> **Input for this task**
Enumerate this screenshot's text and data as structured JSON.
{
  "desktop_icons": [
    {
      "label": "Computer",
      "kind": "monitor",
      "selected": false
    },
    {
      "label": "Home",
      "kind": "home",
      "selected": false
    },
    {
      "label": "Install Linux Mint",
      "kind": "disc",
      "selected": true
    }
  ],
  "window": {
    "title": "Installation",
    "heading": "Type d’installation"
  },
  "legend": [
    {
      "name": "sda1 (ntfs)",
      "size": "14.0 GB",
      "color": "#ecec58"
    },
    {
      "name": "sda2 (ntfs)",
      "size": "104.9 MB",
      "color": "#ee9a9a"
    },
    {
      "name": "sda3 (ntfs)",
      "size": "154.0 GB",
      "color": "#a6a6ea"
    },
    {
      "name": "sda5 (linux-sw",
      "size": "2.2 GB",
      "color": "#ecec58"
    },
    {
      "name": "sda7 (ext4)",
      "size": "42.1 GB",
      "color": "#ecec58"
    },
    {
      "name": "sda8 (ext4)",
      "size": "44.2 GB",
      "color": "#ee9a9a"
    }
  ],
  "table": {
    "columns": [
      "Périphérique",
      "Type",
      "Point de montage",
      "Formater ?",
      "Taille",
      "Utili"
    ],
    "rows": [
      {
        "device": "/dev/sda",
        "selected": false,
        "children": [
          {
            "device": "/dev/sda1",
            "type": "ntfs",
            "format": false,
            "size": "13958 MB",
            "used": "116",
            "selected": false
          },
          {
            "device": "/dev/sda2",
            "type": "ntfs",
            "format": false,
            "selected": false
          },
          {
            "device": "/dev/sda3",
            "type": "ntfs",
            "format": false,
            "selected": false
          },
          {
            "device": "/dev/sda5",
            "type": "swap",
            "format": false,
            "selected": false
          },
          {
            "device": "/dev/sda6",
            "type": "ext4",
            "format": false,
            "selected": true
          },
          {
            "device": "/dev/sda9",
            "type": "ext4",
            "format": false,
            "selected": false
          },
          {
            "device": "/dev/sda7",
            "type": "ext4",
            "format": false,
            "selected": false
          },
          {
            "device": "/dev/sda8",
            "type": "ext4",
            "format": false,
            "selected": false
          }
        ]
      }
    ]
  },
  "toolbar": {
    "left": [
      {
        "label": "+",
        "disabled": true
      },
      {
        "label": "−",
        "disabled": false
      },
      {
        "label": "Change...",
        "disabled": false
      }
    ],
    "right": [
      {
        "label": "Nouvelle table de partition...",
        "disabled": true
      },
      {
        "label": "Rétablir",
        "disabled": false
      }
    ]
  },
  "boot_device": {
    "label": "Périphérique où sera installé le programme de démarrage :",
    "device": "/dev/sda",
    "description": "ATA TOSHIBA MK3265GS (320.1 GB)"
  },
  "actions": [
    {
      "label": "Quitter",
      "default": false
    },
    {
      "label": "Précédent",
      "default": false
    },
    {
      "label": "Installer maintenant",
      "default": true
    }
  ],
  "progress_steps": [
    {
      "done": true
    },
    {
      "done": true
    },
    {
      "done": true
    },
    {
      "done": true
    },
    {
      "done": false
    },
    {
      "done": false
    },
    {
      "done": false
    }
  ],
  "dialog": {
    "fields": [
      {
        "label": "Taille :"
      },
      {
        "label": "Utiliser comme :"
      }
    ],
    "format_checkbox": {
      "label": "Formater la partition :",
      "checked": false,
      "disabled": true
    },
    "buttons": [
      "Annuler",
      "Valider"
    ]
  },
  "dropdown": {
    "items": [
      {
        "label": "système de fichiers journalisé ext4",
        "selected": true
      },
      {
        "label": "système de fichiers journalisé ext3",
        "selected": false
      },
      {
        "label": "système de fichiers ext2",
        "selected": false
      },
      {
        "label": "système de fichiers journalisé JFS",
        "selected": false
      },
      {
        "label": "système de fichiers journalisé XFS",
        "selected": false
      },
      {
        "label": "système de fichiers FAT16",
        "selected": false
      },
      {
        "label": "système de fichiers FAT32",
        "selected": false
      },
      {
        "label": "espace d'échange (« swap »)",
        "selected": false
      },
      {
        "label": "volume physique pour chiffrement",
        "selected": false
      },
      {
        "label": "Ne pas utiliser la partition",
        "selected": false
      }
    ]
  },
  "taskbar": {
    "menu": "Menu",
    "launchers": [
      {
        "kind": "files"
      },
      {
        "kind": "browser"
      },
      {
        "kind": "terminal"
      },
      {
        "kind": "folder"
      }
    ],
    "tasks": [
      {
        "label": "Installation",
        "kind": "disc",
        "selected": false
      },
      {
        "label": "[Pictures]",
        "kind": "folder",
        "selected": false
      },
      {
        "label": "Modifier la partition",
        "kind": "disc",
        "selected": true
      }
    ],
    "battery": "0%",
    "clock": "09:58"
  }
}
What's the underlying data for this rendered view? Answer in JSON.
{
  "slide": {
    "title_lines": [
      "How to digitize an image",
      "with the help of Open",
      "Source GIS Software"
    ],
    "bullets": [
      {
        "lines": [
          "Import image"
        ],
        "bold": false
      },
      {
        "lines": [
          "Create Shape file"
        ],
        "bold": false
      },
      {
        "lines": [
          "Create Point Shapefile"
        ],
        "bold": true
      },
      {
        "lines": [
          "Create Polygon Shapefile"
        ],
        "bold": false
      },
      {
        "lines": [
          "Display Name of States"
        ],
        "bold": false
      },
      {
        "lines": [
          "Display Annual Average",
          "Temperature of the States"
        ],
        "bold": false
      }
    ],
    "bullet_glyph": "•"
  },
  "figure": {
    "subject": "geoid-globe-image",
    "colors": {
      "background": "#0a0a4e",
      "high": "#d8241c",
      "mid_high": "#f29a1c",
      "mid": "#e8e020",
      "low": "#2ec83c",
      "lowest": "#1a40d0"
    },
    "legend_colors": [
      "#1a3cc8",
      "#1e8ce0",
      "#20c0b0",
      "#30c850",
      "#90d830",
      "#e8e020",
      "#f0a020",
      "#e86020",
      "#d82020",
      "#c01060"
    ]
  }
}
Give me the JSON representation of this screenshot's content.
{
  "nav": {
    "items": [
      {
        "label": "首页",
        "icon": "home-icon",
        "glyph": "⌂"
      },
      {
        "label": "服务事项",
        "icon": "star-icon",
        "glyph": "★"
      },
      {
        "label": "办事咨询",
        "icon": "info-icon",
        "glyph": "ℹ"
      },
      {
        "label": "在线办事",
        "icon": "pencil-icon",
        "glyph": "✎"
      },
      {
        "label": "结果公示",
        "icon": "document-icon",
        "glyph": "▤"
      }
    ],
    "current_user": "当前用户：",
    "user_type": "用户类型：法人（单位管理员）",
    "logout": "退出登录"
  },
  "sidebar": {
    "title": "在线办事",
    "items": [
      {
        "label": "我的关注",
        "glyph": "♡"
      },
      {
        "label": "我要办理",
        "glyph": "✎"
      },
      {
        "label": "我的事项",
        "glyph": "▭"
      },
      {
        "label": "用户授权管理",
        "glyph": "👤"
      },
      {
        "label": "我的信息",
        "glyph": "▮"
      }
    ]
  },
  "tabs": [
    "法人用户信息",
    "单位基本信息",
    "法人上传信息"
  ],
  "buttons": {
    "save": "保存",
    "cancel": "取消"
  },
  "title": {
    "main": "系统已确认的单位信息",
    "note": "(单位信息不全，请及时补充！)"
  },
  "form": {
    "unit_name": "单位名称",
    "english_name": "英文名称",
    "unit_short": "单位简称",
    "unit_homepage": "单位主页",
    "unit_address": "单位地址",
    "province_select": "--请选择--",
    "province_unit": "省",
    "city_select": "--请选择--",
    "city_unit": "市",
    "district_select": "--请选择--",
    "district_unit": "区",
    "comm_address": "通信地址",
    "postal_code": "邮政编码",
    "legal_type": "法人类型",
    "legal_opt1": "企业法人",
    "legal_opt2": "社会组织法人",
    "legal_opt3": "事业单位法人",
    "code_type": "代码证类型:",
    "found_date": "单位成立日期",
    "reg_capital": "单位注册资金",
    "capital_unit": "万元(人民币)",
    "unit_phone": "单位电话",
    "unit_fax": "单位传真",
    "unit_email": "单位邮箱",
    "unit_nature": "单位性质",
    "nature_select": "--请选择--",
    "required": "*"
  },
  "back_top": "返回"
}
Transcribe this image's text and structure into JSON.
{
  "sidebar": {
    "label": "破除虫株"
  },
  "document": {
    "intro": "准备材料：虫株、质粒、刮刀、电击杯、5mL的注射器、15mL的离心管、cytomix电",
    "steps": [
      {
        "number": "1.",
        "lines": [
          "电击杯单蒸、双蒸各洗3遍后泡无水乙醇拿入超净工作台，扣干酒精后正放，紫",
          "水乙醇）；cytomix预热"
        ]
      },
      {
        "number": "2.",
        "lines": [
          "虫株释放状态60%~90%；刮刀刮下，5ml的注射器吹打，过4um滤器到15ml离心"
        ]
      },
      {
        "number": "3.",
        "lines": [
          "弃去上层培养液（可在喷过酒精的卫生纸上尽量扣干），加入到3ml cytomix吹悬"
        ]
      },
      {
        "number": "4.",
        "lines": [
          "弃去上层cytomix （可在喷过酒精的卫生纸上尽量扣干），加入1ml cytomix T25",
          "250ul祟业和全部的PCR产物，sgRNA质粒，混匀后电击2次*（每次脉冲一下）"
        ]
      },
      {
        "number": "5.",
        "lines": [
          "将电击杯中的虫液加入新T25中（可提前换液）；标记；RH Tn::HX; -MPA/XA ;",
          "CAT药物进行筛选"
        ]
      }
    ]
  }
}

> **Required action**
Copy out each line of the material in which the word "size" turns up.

> **Output below**
      "size": "14.0 GB",
      "size": "104.9 MB",
      "size": "154.0 GB",
      "size": "2.2 GB",
      "size": "42.1 GB",
      "size": "44.2 GB",
            "size": "13958 MB",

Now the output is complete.